Epicureanism, although best described as a school of thought rather than a code of conduct, has definite ethical implications. In asking, "what ought I do," the Epicurean might advise "that which contributes most to your happiness." All ethical theories have an underlying value structure. Hedonism and utilitarianism value happiness as the sole good, although their theories differ considerably in how that happiness ought be distributed.
Epicureanism also values happiness/pleasure as the sole good. It is the ultimate good by which all other goods claim their worth. Here is the counter-intuitive part: in striving solely for happiness, do we end up falling short of the goal?
A foolish Epicurean might engage in illicit behavior, for example, injecting heroin, as that action elevates his happiness to extreme heights. But this is unsustainable and results in less happiness in the long-run. A sophisticated Epicurean, then, would recognize that he must often times seek happiness in a more roundabout way - indeed, even through suffering.
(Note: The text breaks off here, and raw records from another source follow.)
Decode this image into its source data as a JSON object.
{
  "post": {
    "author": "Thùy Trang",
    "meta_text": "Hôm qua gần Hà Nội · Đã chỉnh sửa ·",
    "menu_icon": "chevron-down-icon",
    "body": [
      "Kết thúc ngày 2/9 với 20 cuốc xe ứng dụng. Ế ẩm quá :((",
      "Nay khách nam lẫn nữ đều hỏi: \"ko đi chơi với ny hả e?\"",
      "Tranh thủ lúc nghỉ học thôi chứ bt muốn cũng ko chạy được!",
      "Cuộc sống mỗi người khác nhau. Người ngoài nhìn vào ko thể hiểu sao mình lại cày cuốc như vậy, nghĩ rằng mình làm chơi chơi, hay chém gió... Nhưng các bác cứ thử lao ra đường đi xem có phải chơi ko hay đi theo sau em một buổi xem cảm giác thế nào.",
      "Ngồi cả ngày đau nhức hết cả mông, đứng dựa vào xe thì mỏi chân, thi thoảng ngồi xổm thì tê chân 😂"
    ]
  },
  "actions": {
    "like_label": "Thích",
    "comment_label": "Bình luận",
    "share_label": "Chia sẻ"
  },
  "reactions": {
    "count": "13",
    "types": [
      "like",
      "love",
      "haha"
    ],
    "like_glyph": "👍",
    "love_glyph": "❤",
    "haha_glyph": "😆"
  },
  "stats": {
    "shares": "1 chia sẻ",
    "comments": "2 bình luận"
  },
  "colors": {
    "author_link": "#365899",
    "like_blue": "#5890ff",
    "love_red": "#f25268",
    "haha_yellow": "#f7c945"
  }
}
There is no problem with this so far. But what if, in striving solely for happiness as the ultimate goal, we end up not truly achieving it? If we are to prioritize happiness over all else, then everything else becomes a means to an end. Our relationships, our loved ones, our talents, careers, and projects, are only valuable in their ultimate ability to bring us happiness to us. Is this the right way to view them? I understand that this is a fact if happiness should be seen as the ultimate good. I believe it should be. But in viewing all of these aspects of life as a means to an end, do we lose a certain connection with them that is only possible if they are viewed as ends in themselves?
Let me try to make this less abstract of a discussion. Pretend, for example, that I am a man with a wife, two kids, and a horrible job. I work because I need to provide for my family. But I am miserable all the time, as I work most of my days and only come home to watch TV for an hour and sleep. If I am only tending to a family and job as a means to an ultimate end - my own happiness - should I not simply quit my job and leave my family, move to Costa Rica with my savings, and live a relaxing life on the beach? Surely friends are integral for happiness, but it would be easy to make new friends. If I have no moral integrity nor empathy, my knowledge of the immense pain I must have brought my family would not even bother me. Maybe I am a more effective Epicurean for lacking this moral character altogether. Let's assume I am snide enough to hide my nature.
I have found in my own life that if I conduct my life in a manner that I can be proud of (ie, with strong moral principles), then generally I find my relationships improve. There are certain sacrifices that must be made that are irrational in a framework of happiness as one's only true goal. These sacrifices may not immediately appear to eventually increase one's own net happiness, but in fact do. Sometimes certain sacrifices and struggles appear to lead only to more sacrifice and struggle, rather than to happiness. A sophisticated Epicurean may very well abandon these toils for the path that visibly leads to happiness. But what if, at the end of the tunnel, the light that exposed itself is dimmer than the light that hid in the darkness?
I have arrived personally at this conclusion: to truly achieve happiness, I should live by virtue ethics and become the best person I can be. Become a virtuous person - honest, resilient, tempered, loyal - and a happy life will follow. It seems happiness is most attracted to the good man, rather than the man who is not willing to do things which have an obscured connection to happiness. This is just my opinion that I have arrived at through personal experience.
So - the decision procedure for action: virtue ethics. The sole good, and the truth about our existence: Epicureanism. I have always noticed a huge amount of interplay between Stoicism and Epicureanism despite their differences and fights.
What do you all think? Are certain toils impossible to rationally engage under an Epicurean framework? Does moral character allow for more happiness, or does it restrict happiness? Looking forward to your input.